§ What the task asks
Your answer should consist of every line in the records that holds "label".

::::::::

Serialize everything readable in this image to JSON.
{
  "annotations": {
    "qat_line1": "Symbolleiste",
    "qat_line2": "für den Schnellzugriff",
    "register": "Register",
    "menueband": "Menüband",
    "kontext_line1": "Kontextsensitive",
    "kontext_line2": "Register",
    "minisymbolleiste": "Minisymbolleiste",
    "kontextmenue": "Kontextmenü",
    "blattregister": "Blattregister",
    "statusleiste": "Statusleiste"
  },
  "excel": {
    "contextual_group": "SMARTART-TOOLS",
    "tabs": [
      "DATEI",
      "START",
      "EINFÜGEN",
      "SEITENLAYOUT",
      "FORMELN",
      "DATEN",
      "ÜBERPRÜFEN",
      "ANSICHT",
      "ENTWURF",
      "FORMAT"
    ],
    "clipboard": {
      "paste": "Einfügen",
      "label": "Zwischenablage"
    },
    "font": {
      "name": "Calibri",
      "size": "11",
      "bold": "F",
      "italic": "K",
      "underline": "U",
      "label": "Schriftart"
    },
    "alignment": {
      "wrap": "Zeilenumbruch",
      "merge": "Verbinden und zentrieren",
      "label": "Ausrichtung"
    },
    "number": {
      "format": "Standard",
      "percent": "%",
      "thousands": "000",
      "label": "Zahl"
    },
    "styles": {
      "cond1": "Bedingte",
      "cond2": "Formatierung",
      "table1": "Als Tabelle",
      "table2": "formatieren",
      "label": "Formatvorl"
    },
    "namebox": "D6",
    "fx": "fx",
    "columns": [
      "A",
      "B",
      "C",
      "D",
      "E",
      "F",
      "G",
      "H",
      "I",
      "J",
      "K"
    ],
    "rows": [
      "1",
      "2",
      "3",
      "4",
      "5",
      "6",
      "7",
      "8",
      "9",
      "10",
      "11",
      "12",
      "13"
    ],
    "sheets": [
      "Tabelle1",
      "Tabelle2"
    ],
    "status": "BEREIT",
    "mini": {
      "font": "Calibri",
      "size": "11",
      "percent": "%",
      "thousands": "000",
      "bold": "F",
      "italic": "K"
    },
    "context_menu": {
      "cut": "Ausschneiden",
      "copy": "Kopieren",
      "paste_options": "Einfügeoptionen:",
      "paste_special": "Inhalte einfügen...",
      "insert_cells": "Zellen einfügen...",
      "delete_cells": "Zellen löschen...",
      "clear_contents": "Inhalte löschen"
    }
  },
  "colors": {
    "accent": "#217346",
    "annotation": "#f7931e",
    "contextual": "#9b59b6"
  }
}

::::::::

§ Task solution
      "label": "Zwischenablage"
      "label": "Schriftart"
      "label": "Ausrichtung"
      "label": "Zahl"
      "label": "Formatvorl"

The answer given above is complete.